You’d never build a marketing strategy around happy accidents or wishful thinking, yet many professional services firms have no other plan in place for winning referrals. Sure, quality work and solid relationships might pay off in organic referrals. But the truth is that referrals must be cultivated.

A new study from the Hinge Research Institute involving 523 professional services firms reveals that referrals come about very differently than you might suspect—and that having a strong brand is a powerful driver of these connections.

Non-Client Referrals

Networking never hurts, but not all referrals are based on working relationships. In fact, the research shows that more than 80% of buyers have received referrals from colleagues who have no prior experience or relationship with the service provider. They break out into two categories:

  • Expertise-based referrals. These referrals are the result of industry awareness of your specialized abilities, technology, or staff. When expertise is needed that falls into your arena, you come to mind.
  • Reputation-based referrals. These are similar to expertise-based referrals, but they’re not built around a specialty, so much as an overall positive awareness of your firm’s place in your industry and your commitment to quality.

Besides coming from non-clients, what do these types of referrals have in common?

hinge fig 1

Both are driven by marketing, and both are the result of having a powerful brand. Of these brand-driven referrals, 46.4% are reputation-based and 48.1% are expertise-based. Only 5.5% of non-client referrals are the result of networking events.

Where Referrals Come From

Expertise-based referrals come from exposure to your ideas and online content. hinge fig 2

More than 50% of these referrals come from online sources: blogs, reviews, searches, and the service provider’s own website. In short, they’re the result of content marketing.

Providing quality online content, optimizing for search results, building a lead-generating website: these referral-driving elements are the same ones firms use to establish and promote their brands.

All things considered, it’s time to expand the definition of referrals to include those based on the footprint of your brand. We define a firm’s brand as brand = reputation x visibility. And as referrals have always been largely dependent on reputation, it makes sense that increasing visibility will drive referrals. Why depend on clients when you can expand your reach well beyond the reach of your current clients?

This isn’t to say that you shouldn’t continue to provide quality work—and gaining referrals from past and current clients, partners, and colleagues should continue to play a part in your referral marketing strategy.
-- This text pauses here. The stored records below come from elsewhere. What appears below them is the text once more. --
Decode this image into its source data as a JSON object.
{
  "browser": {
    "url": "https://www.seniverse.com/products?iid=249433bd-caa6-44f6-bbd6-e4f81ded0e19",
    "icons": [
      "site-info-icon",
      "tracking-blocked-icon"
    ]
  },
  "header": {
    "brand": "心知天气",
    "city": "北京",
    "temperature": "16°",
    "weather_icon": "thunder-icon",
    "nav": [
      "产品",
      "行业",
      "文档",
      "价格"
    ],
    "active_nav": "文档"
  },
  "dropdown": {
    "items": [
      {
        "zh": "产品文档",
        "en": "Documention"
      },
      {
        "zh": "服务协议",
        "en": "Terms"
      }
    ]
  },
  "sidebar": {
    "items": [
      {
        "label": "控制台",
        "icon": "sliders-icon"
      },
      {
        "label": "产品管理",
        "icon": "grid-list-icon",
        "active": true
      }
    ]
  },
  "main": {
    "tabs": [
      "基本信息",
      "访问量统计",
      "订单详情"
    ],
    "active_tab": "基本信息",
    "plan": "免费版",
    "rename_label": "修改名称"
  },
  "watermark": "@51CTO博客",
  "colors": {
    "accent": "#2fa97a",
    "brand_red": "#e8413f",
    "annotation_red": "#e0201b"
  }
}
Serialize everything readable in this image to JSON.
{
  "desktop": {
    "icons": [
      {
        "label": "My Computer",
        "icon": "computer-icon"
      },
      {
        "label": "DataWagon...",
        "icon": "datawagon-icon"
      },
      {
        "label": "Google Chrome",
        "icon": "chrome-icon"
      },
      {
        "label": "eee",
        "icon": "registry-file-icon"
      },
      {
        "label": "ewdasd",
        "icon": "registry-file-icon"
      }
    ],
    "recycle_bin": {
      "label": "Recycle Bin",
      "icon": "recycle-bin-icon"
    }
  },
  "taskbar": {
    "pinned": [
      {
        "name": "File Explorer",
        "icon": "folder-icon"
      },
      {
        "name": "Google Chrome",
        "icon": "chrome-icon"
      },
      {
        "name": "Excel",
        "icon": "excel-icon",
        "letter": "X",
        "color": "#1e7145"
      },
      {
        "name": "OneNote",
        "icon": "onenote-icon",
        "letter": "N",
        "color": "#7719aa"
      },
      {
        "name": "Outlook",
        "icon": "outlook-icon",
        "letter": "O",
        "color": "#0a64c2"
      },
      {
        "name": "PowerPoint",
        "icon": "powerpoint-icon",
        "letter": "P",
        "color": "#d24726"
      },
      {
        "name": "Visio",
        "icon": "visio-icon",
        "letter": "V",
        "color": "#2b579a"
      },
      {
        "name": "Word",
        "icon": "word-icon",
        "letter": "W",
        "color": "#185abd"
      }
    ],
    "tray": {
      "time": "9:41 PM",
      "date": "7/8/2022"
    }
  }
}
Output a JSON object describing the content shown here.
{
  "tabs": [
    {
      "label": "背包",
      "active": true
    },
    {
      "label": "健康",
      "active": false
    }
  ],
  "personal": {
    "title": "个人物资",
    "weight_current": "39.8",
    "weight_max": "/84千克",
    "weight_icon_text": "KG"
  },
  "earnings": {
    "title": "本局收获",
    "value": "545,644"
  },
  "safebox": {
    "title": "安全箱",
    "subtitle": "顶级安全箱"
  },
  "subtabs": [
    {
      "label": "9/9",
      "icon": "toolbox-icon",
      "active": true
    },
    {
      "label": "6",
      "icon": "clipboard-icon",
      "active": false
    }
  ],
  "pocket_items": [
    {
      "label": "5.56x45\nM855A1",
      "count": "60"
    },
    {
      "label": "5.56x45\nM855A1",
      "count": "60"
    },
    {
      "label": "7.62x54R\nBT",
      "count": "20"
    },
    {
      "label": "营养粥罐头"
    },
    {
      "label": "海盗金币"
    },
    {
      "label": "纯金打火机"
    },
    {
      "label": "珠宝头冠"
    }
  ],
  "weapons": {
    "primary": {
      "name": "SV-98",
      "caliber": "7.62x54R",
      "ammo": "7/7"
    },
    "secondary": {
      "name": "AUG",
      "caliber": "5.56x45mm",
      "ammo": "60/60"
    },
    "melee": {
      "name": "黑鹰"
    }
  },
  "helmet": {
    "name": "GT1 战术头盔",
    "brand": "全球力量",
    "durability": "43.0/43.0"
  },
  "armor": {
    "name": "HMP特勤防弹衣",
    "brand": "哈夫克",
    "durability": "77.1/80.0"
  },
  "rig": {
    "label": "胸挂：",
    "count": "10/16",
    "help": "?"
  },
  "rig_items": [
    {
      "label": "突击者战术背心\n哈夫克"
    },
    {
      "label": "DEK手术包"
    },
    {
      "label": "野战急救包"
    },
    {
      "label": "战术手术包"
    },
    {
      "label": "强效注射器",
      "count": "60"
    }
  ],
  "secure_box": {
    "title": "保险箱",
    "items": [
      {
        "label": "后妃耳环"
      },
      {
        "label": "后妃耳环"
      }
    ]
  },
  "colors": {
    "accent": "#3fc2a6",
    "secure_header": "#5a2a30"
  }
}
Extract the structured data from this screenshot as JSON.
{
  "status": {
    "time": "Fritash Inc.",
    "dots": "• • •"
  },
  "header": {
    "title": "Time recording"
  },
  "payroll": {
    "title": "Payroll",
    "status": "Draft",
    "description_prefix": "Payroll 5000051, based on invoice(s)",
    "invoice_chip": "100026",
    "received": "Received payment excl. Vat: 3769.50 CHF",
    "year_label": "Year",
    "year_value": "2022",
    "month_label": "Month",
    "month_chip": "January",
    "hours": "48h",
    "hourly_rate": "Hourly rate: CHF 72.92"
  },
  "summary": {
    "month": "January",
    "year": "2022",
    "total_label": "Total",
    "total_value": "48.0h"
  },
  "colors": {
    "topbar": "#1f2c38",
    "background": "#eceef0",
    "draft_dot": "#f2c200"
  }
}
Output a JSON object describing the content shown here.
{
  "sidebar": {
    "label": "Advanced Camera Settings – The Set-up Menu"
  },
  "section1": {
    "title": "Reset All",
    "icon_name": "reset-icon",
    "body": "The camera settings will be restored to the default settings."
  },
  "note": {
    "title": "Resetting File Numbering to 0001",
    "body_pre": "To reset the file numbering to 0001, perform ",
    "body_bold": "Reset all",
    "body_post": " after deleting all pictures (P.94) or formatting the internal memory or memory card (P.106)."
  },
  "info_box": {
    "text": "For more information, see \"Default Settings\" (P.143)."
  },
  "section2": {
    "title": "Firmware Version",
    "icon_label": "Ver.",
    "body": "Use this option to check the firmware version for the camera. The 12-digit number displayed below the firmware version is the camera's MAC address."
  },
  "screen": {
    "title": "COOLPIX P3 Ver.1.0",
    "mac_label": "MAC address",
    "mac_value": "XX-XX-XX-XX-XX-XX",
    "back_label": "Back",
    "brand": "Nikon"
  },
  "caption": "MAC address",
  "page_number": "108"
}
But these traditional means aren’t the only means of driving new business through referrals.

Take a thorough look at the current state of your referrals and then determine ways to demonstrate your expertise and build visibility. If you need help getting started, or just want more background on the research we’ve discussed, download Hinge’s Rethinking Referral Marketing Guide for free.

About the Author:

Lee W. Frederiksen, Ph.D., is Managing Partner at Hinge, a marketing firm that specializes in branding and marketing for professional services. Hinge is a leader in rebranding firms to help them grow faster and maximize value.